When former Texas police officer Barry Cooper hatched his scheme to sell “KopBusters,” an anti-cop reality show, he had no idea what might come of it.
“I was just determined to make things right for what I had done in all my years as a cop, busting people for pot mostly,” he’s said. “But, you know, things kinda got complicated.”
Two years and several media stunts later, the family’s home has been invaded by officers with guns drawn, who would tell the Child Protection Services (CPS) that the Coopers were “unsuitable” parents and endangering their children — a possible felony offense. Officers claimed a gram of marijuana was found in the home, which was enough for Candi’s ex-husband to claim temporary custody of her youngest son, Zach. Then the Texas Rangers came swooping in, arresting Candi in front of her home and leaving Barry with little option but to turn himself in, which he did with a typical showman’s flare.
Now both are facing up to a year in jail on two separate charges of Making a False Report to a Peace Officer, a Class B misdemeanor offense, for what they insist was civil disobedience.

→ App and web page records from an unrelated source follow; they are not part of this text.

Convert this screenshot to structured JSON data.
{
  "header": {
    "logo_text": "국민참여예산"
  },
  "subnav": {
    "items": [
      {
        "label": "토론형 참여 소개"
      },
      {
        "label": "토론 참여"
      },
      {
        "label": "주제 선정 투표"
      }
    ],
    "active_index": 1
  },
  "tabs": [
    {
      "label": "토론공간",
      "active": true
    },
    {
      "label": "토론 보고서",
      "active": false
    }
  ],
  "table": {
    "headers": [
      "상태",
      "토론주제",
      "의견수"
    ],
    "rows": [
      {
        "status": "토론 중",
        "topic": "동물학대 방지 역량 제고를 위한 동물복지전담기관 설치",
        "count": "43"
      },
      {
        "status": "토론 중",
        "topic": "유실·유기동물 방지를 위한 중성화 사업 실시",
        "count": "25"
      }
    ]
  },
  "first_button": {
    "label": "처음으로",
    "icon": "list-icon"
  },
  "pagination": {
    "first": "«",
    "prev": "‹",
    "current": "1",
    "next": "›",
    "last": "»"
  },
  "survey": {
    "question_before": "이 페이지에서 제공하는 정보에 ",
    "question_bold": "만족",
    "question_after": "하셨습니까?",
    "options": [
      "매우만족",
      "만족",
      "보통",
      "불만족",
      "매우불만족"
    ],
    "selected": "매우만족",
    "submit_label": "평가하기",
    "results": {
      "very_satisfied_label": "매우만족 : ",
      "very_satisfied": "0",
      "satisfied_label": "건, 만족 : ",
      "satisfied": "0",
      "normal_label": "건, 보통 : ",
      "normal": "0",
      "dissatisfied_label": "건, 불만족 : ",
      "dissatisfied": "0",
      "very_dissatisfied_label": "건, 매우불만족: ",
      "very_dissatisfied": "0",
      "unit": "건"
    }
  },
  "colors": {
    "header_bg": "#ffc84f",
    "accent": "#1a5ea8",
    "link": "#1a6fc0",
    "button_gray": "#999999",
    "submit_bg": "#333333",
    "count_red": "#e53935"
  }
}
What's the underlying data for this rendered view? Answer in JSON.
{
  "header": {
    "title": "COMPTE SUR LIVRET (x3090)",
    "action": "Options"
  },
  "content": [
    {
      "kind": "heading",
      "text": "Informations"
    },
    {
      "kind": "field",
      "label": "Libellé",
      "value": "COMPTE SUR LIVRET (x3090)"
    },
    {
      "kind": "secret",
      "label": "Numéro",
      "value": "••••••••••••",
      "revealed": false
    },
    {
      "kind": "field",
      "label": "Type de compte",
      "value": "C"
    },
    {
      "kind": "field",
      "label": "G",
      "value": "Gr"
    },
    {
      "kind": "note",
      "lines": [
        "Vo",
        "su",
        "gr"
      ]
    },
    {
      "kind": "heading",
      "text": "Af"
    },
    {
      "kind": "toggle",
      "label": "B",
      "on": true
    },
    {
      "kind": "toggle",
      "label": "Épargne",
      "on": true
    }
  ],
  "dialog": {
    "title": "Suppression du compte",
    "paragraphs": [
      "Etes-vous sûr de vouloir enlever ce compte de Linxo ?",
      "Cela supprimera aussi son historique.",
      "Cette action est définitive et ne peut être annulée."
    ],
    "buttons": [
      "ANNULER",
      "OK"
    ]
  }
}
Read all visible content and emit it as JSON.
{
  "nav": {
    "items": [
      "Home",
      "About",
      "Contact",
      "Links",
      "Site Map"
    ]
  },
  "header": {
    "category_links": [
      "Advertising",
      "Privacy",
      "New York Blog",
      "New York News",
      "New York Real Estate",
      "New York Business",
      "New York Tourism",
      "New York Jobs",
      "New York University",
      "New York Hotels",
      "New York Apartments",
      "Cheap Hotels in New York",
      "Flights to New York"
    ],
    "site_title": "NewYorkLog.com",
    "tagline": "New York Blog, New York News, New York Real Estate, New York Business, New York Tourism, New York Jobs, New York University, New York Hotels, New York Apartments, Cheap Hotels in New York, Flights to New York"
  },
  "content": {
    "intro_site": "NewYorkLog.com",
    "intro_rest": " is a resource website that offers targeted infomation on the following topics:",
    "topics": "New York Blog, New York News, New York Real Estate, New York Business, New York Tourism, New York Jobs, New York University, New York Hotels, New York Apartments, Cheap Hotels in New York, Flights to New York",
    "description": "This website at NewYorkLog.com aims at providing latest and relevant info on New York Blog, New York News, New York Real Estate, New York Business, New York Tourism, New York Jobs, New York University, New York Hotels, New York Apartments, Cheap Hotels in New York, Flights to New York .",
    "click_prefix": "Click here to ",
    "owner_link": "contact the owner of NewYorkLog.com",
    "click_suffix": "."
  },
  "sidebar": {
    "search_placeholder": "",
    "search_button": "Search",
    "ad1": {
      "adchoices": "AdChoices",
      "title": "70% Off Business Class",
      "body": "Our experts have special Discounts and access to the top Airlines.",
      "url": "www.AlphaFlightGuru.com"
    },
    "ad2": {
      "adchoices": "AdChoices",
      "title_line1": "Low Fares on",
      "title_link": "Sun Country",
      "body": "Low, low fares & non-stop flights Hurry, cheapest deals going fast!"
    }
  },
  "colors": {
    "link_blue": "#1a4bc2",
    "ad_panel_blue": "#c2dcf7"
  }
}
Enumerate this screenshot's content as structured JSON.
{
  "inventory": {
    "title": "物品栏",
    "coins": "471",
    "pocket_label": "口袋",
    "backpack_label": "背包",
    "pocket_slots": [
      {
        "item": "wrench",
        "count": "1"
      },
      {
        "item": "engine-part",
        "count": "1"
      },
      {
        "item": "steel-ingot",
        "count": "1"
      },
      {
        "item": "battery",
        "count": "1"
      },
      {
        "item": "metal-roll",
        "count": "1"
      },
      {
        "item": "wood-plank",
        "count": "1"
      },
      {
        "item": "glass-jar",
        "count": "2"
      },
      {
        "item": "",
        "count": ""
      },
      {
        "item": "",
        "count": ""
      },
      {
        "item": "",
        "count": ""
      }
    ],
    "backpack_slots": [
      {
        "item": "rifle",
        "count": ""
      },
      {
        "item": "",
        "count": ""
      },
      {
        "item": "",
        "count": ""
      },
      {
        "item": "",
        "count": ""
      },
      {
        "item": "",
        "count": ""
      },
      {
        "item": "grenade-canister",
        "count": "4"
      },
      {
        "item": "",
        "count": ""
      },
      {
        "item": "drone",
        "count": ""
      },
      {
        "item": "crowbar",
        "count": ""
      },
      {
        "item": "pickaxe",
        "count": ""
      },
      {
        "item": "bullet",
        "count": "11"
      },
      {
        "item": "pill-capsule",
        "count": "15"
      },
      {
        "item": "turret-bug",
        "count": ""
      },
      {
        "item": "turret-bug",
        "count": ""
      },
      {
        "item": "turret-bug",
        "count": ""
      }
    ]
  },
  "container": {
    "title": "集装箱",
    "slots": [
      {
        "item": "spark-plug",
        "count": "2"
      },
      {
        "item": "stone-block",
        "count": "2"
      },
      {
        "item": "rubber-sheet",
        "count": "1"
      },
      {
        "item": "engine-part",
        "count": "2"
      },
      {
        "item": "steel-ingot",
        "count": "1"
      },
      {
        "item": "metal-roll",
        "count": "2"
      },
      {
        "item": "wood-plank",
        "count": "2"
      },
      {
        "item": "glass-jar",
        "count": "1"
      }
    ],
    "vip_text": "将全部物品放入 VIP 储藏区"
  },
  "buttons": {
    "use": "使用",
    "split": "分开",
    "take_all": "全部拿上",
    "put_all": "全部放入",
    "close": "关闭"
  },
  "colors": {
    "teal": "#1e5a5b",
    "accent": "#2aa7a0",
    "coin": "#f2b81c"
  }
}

To an objective observer, this all may sound like a series of unfortunate events — but for Barry and Candi, finally feeling the heat from legal fees and the continuing costs of operating an online business, a big payday really is just around the corner.